[Dataset rows for apps and sites]
'''
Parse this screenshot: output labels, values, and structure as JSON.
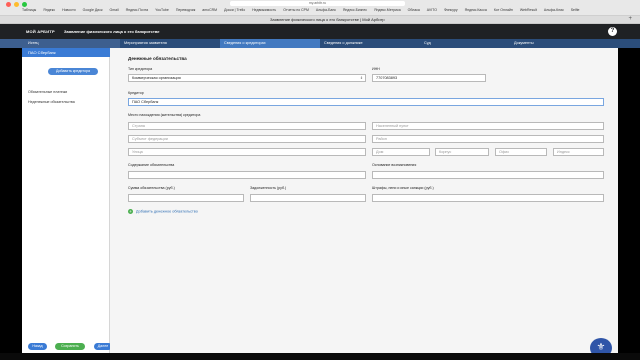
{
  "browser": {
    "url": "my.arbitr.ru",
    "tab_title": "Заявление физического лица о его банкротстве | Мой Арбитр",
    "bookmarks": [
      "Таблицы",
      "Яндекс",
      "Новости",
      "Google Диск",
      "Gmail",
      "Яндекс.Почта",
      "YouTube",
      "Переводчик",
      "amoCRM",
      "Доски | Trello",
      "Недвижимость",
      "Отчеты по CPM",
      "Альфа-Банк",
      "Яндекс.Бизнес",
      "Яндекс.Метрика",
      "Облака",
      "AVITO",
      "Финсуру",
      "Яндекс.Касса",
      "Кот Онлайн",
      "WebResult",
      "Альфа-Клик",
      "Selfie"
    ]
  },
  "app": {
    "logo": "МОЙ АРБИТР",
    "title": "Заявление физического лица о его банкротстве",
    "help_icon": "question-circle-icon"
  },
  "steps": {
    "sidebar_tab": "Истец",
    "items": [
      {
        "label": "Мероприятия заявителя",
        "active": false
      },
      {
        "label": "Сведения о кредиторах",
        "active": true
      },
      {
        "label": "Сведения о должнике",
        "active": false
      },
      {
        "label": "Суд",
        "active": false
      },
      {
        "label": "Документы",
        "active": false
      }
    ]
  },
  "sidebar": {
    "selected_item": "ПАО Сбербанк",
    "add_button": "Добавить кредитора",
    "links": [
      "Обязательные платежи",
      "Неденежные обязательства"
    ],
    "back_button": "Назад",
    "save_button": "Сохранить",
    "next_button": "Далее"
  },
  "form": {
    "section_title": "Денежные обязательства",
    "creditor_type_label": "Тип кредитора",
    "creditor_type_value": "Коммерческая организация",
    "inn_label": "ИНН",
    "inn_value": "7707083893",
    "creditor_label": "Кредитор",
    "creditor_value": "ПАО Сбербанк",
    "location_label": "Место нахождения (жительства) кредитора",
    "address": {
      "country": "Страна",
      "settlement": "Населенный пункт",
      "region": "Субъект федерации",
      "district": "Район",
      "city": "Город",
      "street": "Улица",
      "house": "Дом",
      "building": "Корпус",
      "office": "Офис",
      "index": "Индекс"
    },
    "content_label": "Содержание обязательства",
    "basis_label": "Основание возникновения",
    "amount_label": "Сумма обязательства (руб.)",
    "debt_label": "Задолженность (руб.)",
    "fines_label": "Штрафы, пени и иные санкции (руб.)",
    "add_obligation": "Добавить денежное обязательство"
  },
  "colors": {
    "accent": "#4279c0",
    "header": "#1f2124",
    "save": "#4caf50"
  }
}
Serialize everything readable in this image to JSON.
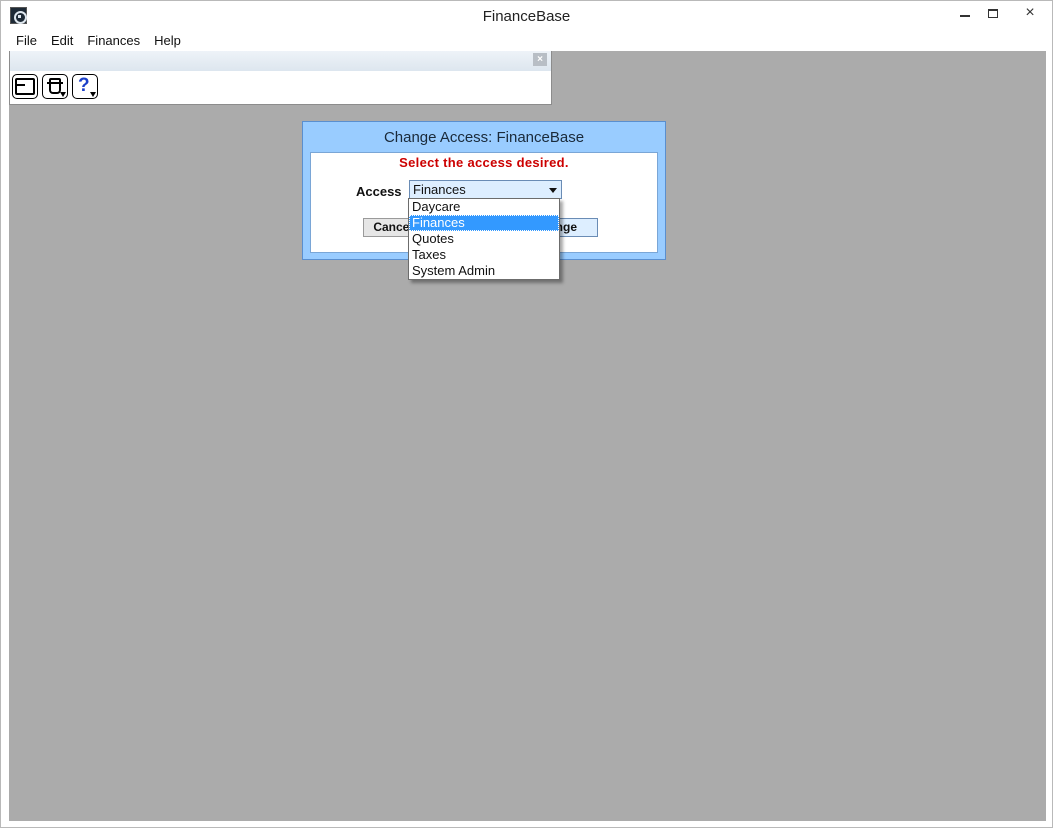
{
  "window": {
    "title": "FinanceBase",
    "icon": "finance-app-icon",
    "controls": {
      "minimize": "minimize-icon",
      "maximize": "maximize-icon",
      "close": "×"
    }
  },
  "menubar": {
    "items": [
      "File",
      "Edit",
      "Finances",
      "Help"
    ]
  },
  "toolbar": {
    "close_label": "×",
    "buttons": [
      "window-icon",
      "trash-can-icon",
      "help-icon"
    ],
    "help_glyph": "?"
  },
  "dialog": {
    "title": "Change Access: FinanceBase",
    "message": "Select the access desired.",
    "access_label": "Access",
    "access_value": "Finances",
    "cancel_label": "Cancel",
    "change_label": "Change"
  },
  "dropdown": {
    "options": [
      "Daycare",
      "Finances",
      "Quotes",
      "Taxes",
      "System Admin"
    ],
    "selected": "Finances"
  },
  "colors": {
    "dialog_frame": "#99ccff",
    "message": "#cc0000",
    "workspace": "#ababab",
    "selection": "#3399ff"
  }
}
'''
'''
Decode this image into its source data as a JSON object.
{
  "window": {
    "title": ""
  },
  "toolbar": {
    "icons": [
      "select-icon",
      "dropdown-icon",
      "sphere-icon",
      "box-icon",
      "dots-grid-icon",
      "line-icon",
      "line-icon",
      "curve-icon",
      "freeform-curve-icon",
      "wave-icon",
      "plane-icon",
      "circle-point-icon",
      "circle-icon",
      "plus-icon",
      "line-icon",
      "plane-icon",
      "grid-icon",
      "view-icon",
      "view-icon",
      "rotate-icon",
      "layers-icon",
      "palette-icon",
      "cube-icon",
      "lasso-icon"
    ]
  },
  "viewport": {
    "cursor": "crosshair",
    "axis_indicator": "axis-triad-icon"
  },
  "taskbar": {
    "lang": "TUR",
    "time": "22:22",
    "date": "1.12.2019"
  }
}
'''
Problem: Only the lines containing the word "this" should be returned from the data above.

Response to the exercise:
Parse this screenshot: output labels, values, and structure as JSON.
Serialize everything readable in this image to JSON.
Decode this image into its source data as a JSON object.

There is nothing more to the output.